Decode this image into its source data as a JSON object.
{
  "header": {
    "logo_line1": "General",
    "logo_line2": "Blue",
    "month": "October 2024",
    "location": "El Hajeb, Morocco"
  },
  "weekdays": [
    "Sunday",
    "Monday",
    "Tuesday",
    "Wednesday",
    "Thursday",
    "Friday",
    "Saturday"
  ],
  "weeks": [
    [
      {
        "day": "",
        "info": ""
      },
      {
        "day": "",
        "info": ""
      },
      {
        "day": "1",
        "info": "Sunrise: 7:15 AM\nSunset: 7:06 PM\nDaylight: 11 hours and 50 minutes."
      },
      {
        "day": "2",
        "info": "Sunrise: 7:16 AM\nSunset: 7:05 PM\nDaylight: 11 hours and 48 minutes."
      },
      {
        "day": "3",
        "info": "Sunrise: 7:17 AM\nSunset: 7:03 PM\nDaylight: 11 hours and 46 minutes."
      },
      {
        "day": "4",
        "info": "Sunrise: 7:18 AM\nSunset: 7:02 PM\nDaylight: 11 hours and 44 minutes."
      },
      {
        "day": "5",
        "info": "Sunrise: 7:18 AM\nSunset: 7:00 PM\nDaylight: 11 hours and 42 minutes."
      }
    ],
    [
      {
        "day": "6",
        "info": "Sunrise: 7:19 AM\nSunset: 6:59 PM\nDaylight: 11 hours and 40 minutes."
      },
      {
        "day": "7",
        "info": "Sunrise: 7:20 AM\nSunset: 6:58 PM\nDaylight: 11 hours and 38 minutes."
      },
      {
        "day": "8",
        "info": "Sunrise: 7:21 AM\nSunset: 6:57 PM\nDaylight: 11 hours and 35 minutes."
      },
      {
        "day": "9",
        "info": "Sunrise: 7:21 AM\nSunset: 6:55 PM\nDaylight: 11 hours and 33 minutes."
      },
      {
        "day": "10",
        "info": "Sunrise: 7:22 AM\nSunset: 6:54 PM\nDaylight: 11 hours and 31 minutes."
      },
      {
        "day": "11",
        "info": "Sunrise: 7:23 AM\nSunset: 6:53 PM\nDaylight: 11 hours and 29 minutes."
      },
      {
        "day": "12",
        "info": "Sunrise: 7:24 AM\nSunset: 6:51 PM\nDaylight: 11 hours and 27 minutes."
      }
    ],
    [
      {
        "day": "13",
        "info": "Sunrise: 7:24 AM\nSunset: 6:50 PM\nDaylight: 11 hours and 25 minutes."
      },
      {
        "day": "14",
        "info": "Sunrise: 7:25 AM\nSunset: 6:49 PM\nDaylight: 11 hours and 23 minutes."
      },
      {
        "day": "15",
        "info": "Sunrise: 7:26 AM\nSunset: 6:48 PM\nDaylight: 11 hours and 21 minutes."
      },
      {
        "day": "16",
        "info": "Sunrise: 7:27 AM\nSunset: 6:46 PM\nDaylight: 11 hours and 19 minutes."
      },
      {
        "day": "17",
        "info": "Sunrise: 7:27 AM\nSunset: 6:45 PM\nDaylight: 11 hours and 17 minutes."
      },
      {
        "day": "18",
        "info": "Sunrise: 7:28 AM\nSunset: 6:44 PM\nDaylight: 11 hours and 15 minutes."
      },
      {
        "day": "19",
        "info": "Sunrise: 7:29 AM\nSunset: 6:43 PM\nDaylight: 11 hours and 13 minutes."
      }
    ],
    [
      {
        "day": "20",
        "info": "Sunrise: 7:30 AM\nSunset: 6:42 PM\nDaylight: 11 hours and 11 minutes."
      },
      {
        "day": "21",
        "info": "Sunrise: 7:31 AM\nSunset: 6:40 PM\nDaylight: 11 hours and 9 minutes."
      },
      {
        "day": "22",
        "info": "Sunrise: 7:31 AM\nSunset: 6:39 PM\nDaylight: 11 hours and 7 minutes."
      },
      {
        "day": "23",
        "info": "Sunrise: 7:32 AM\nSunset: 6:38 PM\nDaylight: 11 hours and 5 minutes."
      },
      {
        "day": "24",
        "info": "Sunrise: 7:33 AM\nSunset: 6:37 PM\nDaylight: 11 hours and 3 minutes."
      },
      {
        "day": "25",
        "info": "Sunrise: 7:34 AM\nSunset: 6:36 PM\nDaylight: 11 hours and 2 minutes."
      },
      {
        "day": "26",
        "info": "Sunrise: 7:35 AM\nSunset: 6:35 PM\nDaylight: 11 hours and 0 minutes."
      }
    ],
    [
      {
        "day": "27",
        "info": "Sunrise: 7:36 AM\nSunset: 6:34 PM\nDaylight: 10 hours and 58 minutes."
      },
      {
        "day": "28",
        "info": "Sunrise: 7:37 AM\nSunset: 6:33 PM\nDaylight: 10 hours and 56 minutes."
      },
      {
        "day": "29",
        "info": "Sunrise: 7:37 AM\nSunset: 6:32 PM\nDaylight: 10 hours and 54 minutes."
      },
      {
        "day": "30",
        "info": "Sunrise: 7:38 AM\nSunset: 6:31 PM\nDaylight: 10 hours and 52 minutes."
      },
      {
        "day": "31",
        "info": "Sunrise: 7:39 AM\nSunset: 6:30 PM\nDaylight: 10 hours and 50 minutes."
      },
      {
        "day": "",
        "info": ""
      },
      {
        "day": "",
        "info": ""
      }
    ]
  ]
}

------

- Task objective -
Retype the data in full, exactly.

- Problem solution -
Decode this image into its source data as a JSON object.
{
  "header": {
    "logo_line1": "General",
    "logo_line2": "Blue",
    "month": "October 2024",
    "location": "El Hajeb, Morocco"
  },
  "weekdays": [
    "Sunday",
    "Monday",
    "Tuesday",
    "Wednesday",
    "Thursday",
    "Friday",
    "Saturday"
  ],
  "weeks": [
    [
      {
        "day": "",
        "info": ""
      },
      {
        "day": "",
        "info": ""
      },
      {
        "day": "1",
        "info": "Sunrise: 7:15 AM\nSunset: 7:06 PM\nDaylight: 11 hours and 50 minutes."
      },
      {
        "day": "2",
        "info": "Sunrise: 7:16 AM\nSunset: 7:05 PM\nDaylight: 11 hours and 48 minutes."
      },
      {
        "day": "3",
        "info": "Sunrise: 7:17 AM\nSunset: 7:03 PM\nDaylight: 11 hours and 46 minutes."
      },
      {
        "day": "4",
        "info": "Sunrise: 7:18 AM\nSunset: 7:02 PM\nDaylight: 11 hours and 44 minutes."
      },
      {
        "day": "5",
        "info": "Sunrise: 7:18 AM\nSunset: 7:00 PM\nDaylight: 11 hours and 42 minutes."
      }
    ],
    [
      {
        "day": "6",
        "info": "Sunrise: 7:19 AM\nSunset: 6:59 PM\nDaylight: 11 hours and 40 minutes."
      },
      {
        "day": "7",
        "info": "Sunrise: 7:20 AM\nSunset: 6:58 PM\nDaylight: 11 hours and 38 minutes."
      },
      {
        "day": "8",
        "info": "Sunrise: 7:21 AM\nSunset: 6:57 PM\nDaylight: 11 hours and 35 minutes."
      },
      {
        "day": "9",
        "info": "Sunrise: 7:21 AM\nSunset: 6:55 PM\nDaylight: 11 hours and 33 minutes."
      },
      {
        "day": "10",
        "info": "Sunrise: 7:22 AM\nSunset: 6:54 PM\nDaylight: 11 hours and 31 minutes."
      },
      {
        "day": "11",
        "info": "Sunrise: 7:23 AM\nSunset: 6:53 PM\nDaylight: 11 hours and 29 minutes."
      },
      {
        "day": "12",
        "info": "Sunrise: 7:24 AM\nSunset: 6:51 PM\nDaylight: 11 hours and 27 minutes."
      }
    ],
    [
      {
        "day": "13",
        "info": "Sunrise: 7:24 AM\nSunset: 6:50 PM\nDaylight: 11 hours and 25 minutes."
      },
      {
        "day": "14",
        "info": "Sunrise: 7:25 AM\nSunset: 6:49 PM\nDaylight: 11 hours and 23 minutes."
      },
      {
        "day": "15",
        "info": "Sunrise: 7:26 AM\nSunset: 6:48 PM\nDaylight: 11 hours and 21 minutes."
      },
      {
        "day": "16",
        "info": "Sunrise: 7:27 AM\nSunset: 6:46 PM\nDaylight: 11 hours and 19 minutes."
      },
      {
        "day": "17",
        "info": "Sunrise: 7:27 AM\nSunset: 6:45 PM\nDaylight: 11 hours and 17 minutes."
      },
      {
        "day": "18",
        "info": "Sunrise: 7:28 AM\nSunset: 6:44 PM\nDaylight: 11 hours and 15 minutes."
      },
      {
        "day": "19",
        "info": "Sunrise: 7:29 AM\nSunset: 6:43 PM\nDaylight: 11 hours and 13 minutes."
      }
    ],
    [
      {
        "day": "20",
        "info": "Sunrise: 7:30 AM\nSunset: 6:42 PM\nDaylight: 11 hours and 11 minutes."
      },
      {
        "day": "21",
        "info": "Sunrise: 7:31 AM\nSunset: 6:40 PM\nDaylight: 11 hours and 9 minutes."
      },
      {
        "day": "22",
        "info": "Sunrise: 7:31 AM\nSunset: 6:39 PM\nDaylight: 11 hours and 7 minutes."
      },
      {
        "day": "23",
        "info": "Sunrise: 7:32 AM\nSunset: 6:38 PM\nDaylight: 11 hours and 5 minutes."
      },
      {
        "day": "24",
        "info": "Sunrise: 7:33 AM\nSunset: 6:37 PM\nDaylight: 11 hours and 3 minutes."
      },
      {
        "day": "25",
        "info": "Sunrise: 7:34 AM\nSunset: 6:36 PM\nDaylight: 11 hours and 2 minutes."
      },
      {
        "day": "26",
        "info": "Sunrise: 7:35 AM\nSunset: 6:35 PM\nDaylight: 11 hours and 0 minutes."
      }
    ],
    [
      {
        "day": "27",
        "info": "Sunrise: 7:36 AM\nSunset: 6:34 PM\nDaylight: 10 hours and 58 minutes."
      },
      {
        "day": "28",
        "info": "Sunrise: 7:37 AM\nSunset: 6:33 PM\nDaylight: 10 hours and 56 minutes."
      },
      {
        "day": "29",
        "info": "Sunrise: 7:37 AM\nSunset: 6:32 PM\nDaylight: 10 hours and 54 minutes."
      },
      {
        "day": "30",
        "info": "Sunrise: 7:38 AM\nSunset: 6:31 PM\nDaylight: 10 hours and 52 minutes."
      },
      {
        "day": "31",
        "info": "Sunrise: 7:39 AM\nSunset: 6:30 PM\nDaylight: 10 hours and 50 minutes."
      },
      {
        "day": "",
        "info": ""
      },
      {
        "day": "",
        "info": ""
      }
    ]
  ]
}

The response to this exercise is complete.